Saturday, 9 August 2014
Which camera to buy for photography?
Back to Basics: which is the best camera for dental photography?
Which is the best camera for dental photography is a question that still remains unanswered for millions of dentists world-wide. This particular blog aims to reduce the confusion amongst the minds of the dentists and help them choose a camera for dental photography.
Let’s begin with what we should expect from an Ideal camera for dental photography…
Listed below are the expectations from an ideal camera for dental photography and on the right hand side a few popular camera types. For every point on the left marks have been given under each camera type on a scale of 1 to 5 depending upon how much they hold true to that particular point.

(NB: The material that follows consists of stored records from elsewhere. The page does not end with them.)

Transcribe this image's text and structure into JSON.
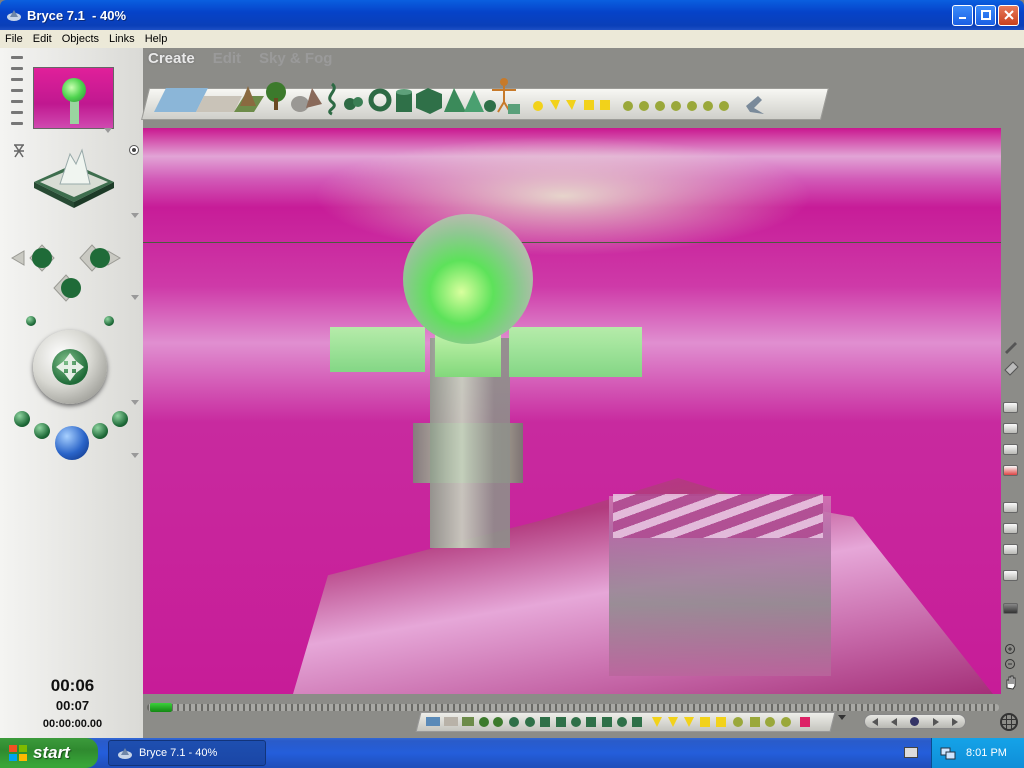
{
  "window": {
    "title": "Bryce 7.1  - 40%"
  },
  "menu": [
    "File",
    "Edit",
    "Objects",
    "Links",
    "Help"
  ],
  "palette": {
    "tabs": [
      {
        "label": "Create",
        "active": true
      },
      {
        "label": "Edit",
        "active": false
      },
      {
        "label": "Sky & Fog",
        "active": false
      }
    ]
  },
  "time": {
    "current": "00:06",
    "frame": "00:07",
    "timecode": "00:00:00.00"
  },
  "taskbar": {
    "start_label": "start",
    "task_label": "Bryce 7.1 - 40%",
    "clock": "8:01 PM"
  },
  "colors": {
    "accent": "#0a5fe0",
    "scene_pink": "#c71c98",
    "object_green": "#7fdc82",
    "start_green": "#3c9b3c"
  }
}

(Click to enlarge)
(Click to enlarge)
It is extremely clear from the figures above that a DSLR camera has no real competition when it comes to serious dental photography.
A bridge camera is not for serious photographers while sub-compact (point and shoot) and mobile phone camera come under least preferred category of usage.

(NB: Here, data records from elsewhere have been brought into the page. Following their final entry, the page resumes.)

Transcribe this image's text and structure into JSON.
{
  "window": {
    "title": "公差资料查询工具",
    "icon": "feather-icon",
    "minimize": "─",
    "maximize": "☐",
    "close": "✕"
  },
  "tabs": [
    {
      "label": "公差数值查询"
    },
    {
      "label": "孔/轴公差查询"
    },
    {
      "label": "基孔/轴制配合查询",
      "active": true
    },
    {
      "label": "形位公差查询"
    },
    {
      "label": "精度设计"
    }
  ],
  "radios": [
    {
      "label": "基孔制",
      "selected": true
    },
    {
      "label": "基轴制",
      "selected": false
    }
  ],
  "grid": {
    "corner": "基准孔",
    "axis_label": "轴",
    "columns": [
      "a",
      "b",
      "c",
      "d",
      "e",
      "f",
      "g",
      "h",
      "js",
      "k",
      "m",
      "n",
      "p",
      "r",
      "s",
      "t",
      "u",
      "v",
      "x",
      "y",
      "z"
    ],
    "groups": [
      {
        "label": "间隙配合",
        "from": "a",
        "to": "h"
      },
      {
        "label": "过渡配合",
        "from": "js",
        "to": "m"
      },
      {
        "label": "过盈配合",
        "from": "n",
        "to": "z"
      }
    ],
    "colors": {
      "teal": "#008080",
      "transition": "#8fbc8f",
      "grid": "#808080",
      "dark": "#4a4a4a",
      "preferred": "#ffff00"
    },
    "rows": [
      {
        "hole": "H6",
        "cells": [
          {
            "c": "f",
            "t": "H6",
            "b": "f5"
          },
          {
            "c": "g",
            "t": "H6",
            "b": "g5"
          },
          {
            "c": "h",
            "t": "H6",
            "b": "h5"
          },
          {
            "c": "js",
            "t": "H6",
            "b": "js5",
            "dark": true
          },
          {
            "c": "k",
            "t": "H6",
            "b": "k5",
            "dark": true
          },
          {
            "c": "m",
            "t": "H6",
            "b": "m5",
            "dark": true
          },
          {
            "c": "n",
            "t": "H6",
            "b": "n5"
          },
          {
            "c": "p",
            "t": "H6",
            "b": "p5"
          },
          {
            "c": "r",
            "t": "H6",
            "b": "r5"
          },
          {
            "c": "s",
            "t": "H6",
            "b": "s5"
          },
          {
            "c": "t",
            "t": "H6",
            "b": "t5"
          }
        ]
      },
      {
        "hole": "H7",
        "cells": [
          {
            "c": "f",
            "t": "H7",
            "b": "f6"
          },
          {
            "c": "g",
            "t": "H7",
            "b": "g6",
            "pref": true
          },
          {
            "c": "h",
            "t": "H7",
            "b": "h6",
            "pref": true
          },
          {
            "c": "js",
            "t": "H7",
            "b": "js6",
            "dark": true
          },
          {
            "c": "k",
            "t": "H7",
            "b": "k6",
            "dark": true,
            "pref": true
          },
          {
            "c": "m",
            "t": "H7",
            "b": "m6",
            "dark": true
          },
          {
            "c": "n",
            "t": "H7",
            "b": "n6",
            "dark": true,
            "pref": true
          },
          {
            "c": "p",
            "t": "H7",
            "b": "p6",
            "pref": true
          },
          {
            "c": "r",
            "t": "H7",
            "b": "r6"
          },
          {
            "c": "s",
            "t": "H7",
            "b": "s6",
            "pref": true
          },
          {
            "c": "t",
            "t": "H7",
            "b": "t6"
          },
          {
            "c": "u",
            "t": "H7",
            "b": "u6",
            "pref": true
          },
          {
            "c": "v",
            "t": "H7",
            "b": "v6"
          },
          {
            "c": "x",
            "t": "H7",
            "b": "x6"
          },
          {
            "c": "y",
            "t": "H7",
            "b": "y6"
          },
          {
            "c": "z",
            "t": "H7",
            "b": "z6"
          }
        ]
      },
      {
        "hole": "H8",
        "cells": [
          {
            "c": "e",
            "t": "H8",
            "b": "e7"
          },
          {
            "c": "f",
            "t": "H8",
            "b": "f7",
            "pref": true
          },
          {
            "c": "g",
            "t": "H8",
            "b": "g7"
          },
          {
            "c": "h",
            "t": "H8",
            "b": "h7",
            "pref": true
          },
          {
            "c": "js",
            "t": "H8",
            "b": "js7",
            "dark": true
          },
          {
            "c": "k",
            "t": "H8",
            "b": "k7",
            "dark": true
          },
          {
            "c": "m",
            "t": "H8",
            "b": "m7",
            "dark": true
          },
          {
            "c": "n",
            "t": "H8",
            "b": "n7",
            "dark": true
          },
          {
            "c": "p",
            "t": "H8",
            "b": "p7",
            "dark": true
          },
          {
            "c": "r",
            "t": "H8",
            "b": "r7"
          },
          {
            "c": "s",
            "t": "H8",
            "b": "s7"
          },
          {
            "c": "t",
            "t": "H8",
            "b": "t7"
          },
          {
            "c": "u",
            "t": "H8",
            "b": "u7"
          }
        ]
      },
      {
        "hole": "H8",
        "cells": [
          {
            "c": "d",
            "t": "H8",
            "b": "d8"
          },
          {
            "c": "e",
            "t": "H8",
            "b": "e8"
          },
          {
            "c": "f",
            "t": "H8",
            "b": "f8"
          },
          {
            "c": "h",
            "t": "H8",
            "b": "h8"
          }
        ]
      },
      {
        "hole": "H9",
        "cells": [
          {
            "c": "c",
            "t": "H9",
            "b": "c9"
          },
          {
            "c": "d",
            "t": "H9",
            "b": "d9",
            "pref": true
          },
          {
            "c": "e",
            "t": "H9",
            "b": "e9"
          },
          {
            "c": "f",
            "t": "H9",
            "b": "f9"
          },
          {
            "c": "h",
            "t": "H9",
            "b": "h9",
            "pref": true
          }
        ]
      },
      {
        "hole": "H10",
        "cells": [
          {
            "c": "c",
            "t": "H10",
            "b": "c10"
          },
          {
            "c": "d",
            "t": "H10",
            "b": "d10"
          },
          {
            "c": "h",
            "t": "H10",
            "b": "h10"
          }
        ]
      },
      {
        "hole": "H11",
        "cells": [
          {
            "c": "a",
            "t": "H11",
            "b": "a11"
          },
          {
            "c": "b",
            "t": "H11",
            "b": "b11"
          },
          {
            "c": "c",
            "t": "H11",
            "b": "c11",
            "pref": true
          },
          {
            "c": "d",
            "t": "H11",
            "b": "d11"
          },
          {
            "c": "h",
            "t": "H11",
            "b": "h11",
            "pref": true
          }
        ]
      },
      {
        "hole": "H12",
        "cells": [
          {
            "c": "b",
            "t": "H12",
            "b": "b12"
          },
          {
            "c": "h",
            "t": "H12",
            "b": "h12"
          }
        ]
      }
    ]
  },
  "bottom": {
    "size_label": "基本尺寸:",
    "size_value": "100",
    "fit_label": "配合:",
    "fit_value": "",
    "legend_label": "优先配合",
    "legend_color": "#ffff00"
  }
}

Let me share a note from Wikipedia over here…
“A point-and-shoot camera is a still camera designed primarily for simple operation. They are popular with people who do not consider themselves photographers but want an easy to use camera for snapshots of vacations, parties, reunions and other events. Point-and-shoot camera sales declined after about 2010 as smartphones overtook them in such uses.”
About DSLR (Digital Single lens reflex) Camera:
DSLR Cameras are increasingly becoming a type of camera that is in the reach of the average photographer as prices fall and as manufacturers develop more user friendly models.
DSLR stands for “Digital Single Lens Reflex”. In simple language, DSLR is a digital camera that uses mirrors to direct light from the lens to the viewfinder, which is a hole on the back of the camera that you look through to see what you are taking a picture of.
When you look through the viewfinder on the back of the camera, whatever you see is exactly what you are going to get in the photograph.
The scene that you are taking a picture of passes through the lens in a form of light into a reflex mirror (#2) that sits at a 45 degree angle inside the camera chamber, which then forwards the light vertically to an optical element called a “pentaprism” (#7). The pentaprism then converts the vertical light to horizontal by redirecting the light through two separate mirrors, right into the viewfinder (#8).
When you take a picture, the reflex mirror (#2) swings upwards, blocking the vertical pathway and letting the light directly through. Then, the shutter (#3) opens up and the light reaches the image sensor (#4). The shutter (#3) remains open for as long as needed for the image sensor (#4) to record the image, then the shutter (#3) closes and the reflex mirror (#2) drops back to the 45 degree angle to continue redirecting the light into the viewfinder.
Conclusion: If you require a true distortion free image for your dental practise with wide variety of settings and good flash and lens attachment options always insist on a DSLR.